[Dataset rows for apps and sites]

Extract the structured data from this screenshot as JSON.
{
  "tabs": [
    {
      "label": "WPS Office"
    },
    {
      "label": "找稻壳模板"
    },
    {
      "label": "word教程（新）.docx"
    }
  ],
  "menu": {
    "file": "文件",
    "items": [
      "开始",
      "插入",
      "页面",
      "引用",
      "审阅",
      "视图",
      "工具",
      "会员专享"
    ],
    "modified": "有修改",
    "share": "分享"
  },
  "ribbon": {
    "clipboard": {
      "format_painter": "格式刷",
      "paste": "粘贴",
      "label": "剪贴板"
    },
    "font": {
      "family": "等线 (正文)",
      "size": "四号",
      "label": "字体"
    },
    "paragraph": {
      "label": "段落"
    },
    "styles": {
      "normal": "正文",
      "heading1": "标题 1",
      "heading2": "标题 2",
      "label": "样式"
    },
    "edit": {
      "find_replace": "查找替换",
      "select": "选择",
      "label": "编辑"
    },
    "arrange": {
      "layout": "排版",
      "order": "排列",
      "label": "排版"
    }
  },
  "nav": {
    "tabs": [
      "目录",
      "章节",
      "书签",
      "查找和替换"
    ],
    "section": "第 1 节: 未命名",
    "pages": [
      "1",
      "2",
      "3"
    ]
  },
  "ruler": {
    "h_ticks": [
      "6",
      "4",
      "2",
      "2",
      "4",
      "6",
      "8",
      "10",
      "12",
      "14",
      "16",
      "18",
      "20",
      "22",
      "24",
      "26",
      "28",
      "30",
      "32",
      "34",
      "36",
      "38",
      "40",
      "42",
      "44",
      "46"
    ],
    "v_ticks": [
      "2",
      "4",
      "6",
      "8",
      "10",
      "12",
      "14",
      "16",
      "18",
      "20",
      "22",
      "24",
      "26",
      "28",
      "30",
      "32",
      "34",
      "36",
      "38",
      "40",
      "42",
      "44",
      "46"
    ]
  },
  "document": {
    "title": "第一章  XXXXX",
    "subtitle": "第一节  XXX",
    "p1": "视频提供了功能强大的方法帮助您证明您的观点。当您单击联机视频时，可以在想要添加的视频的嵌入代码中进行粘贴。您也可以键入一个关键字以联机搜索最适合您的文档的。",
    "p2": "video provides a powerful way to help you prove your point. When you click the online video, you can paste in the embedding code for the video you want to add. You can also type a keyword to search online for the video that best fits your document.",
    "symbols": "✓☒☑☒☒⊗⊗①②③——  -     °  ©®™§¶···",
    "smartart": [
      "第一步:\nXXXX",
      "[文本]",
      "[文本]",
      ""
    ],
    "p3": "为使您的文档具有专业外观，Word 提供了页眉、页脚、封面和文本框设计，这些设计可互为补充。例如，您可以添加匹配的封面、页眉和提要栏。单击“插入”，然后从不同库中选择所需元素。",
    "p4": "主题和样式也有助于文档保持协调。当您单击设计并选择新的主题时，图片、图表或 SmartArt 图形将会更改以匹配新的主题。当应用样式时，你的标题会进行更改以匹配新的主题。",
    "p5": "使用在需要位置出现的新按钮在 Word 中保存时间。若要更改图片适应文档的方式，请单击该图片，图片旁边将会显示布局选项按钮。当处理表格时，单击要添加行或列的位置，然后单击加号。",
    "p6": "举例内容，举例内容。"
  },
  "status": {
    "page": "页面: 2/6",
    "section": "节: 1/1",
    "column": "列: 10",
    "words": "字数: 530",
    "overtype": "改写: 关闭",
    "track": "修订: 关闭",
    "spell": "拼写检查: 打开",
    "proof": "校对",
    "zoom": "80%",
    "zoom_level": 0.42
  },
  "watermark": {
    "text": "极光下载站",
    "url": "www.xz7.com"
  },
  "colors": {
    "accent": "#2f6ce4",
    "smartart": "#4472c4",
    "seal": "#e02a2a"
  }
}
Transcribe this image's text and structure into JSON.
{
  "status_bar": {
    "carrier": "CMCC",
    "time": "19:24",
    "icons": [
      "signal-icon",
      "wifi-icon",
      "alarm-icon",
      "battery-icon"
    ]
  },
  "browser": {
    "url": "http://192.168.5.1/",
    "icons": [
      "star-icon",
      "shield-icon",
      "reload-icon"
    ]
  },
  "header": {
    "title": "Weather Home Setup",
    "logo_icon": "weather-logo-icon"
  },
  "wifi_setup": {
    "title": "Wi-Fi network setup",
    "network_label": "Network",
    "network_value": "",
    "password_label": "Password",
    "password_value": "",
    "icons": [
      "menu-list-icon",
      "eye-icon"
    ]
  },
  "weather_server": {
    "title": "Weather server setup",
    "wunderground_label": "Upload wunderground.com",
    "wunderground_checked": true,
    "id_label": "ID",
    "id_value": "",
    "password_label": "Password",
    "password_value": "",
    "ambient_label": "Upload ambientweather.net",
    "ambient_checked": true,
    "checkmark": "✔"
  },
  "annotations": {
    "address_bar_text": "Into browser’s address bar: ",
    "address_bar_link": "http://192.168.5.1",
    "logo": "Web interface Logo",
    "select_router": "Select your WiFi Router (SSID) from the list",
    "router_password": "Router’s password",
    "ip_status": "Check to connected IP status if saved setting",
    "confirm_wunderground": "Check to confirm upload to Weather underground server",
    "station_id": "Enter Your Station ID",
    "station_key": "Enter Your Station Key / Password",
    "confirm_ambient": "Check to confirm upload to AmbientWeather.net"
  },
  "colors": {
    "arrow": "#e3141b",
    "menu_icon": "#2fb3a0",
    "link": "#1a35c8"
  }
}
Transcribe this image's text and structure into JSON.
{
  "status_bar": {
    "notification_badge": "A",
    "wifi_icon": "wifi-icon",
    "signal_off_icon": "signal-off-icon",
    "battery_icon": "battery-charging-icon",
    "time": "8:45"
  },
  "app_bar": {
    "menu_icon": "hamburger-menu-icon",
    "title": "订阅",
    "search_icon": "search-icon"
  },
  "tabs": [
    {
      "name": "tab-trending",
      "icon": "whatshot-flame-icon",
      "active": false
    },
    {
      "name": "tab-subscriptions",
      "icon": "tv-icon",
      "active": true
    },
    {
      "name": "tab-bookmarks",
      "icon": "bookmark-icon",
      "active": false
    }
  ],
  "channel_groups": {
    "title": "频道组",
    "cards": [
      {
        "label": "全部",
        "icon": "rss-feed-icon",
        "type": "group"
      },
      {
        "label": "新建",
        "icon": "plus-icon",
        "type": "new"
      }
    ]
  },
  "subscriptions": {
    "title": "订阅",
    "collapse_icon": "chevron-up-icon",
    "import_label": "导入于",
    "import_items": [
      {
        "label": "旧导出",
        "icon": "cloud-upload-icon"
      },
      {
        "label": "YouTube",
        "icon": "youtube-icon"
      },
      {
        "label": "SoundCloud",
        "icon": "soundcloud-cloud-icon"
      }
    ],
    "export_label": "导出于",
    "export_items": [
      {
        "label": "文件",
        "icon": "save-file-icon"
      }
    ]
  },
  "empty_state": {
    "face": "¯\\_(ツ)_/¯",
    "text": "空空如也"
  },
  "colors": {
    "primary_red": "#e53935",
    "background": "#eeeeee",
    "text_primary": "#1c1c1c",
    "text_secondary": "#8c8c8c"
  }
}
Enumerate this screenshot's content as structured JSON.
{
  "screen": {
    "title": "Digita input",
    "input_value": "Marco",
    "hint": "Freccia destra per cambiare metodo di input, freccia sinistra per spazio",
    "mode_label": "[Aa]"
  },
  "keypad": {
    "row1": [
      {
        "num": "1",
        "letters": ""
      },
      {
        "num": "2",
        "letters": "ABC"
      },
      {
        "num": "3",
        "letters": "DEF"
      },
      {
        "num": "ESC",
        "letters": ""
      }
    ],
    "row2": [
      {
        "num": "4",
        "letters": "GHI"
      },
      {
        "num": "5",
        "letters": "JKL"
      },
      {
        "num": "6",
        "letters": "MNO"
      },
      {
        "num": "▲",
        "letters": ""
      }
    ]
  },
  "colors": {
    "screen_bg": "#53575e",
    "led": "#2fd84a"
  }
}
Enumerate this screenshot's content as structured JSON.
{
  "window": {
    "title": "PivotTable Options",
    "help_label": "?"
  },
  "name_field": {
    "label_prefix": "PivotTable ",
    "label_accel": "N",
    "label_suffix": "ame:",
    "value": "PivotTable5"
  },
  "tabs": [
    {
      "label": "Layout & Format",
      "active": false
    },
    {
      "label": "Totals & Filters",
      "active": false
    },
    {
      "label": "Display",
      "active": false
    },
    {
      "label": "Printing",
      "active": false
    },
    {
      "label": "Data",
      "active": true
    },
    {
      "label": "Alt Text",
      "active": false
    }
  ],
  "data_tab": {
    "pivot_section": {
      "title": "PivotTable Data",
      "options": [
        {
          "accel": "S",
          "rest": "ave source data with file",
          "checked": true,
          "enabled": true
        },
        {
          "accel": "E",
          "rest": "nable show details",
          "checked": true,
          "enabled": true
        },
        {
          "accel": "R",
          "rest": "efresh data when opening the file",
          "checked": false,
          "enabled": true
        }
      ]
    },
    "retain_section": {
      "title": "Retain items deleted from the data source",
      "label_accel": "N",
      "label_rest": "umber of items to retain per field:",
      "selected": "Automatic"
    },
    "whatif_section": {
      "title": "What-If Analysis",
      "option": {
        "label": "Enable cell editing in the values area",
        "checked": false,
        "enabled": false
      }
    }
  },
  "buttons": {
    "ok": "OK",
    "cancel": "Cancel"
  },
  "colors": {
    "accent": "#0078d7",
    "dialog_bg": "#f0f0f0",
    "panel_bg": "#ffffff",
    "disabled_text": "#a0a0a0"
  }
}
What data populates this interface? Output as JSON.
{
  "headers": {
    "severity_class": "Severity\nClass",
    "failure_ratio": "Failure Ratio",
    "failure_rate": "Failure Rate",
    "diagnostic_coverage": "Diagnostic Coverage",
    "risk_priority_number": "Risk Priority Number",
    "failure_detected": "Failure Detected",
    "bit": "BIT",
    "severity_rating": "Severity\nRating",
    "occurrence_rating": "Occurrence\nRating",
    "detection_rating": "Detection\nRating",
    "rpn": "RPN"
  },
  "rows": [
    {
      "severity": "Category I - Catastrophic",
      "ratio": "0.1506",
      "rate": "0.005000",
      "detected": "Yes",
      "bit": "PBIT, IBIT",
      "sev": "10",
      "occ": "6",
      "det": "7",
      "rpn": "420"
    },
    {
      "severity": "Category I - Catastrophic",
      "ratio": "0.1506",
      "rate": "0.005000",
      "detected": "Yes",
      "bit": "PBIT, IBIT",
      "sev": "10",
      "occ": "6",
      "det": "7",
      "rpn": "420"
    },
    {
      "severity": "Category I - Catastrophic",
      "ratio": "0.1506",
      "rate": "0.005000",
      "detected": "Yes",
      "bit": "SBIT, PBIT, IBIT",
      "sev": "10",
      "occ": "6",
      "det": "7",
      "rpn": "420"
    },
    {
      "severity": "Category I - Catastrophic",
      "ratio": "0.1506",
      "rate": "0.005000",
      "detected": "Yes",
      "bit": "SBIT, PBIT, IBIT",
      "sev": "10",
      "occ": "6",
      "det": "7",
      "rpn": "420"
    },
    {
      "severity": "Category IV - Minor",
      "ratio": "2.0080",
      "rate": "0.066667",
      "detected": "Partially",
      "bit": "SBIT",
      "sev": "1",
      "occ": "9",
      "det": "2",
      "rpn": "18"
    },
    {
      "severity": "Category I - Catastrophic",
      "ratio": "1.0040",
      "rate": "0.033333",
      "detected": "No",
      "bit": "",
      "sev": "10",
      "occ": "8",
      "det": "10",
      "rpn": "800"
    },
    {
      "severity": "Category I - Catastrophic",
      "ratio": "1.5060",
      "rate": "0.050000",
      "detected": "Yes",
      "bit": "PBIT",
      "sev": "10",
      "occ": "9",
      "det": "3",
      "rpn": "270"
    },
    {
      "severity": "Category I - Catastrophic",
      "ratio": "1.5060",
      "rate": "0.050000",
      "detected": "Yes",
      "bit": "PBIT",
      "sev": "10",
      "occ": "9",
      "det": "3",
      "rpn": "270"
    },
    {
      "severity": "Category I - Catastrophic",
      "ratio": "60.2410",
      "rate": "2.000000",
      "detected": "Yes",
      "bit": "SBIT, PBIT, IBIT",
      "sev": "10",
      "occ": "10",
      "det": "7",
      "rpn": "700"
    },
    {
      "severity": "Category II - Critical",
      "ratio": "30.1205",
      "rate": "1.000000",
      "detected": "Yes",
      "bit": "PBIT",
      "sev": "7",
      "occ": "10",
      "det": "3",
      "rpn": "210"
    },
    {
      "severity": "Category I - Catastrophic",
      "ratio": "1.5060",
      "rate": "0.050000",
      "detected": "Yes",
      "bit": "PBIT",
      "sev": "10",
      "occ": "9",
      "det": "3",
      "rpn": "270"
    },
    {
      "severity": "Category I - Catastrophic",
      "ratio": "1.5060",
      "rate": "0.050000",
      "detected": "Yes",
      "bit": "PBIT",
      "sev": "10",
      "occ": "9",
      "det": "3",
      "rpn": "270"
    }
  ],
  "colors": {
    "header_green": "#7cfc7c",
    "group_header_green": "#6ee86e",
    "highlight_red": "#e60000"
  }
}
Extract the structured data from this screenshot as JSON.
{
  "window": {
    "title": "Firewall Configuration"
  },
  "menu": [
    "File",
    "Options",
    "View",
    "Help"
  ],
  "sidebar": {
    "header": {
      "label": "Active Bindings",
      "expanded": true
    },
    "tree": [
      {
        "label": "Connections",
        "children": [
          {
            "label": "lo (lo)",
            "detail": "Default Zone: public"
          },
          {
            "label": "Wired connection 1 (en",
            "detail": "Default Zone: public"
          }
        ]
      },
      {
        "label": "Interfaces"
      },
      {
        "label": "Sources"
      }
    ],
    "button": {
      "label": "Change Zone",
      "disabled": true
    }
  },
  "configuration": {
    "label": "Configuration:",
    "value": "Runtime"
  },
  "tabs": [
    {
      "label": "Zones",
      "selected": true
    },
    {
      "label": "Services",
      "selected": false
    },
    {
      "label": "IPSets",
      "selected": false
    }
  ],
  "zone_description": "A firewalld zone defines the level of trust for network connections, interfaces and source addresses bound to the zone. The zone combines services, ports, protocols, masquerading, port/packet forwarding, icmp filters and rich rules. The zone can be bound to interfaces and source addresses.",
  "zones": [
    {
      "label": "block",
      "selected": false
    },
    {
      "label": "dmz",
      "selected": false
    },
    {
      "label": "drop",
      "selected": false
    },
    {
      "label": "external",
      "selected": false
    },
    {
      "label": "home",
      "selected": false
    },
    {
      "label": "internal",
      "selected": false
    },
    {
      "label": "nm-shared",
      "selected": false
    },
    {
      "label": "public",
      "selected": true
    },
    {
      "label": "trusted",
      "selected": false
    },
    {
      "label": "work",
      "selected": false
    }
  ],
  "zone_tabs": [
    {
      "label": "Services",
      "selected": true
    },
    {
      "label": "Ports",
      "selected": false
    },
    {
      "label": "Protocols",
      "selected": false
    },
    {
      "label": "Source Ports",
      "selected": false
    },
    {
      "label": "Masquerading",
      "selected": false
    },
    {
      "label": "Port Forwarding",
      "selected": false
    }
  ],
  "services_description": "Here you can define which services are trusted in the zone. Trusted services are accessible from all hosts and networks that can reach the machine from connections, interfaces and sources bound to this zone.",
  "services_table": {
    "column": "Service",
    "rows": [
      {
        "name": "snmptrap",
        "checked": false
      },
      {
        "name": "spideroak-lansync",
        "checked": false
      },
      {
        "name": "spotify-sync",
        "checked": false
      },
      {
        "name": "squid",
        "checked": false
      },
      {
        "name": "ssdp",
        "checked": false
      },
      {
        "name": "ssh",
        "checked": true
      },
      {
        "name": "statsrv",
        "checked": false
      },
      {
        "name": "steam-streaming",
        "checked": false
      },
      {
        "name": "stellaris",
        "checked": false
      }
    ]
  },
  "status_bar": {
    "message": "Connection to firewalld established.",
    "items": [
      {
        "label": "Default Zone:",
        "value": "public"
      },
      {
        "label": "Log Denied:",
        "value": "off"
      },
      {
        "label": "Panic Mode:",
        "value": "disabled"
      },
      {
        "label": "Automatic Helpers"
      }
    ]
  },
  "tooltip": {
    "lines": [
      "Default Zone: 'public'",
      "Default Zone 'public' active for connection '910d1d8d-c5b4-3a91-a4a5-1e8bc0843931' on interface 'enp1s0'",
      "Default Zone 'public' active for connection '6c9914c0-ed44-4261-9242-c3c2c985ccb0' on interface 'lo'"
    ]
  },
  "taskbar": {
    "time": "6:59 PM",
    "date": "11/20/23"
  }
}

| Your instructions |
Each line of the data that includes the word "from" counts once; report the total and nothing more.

| Task answer |
5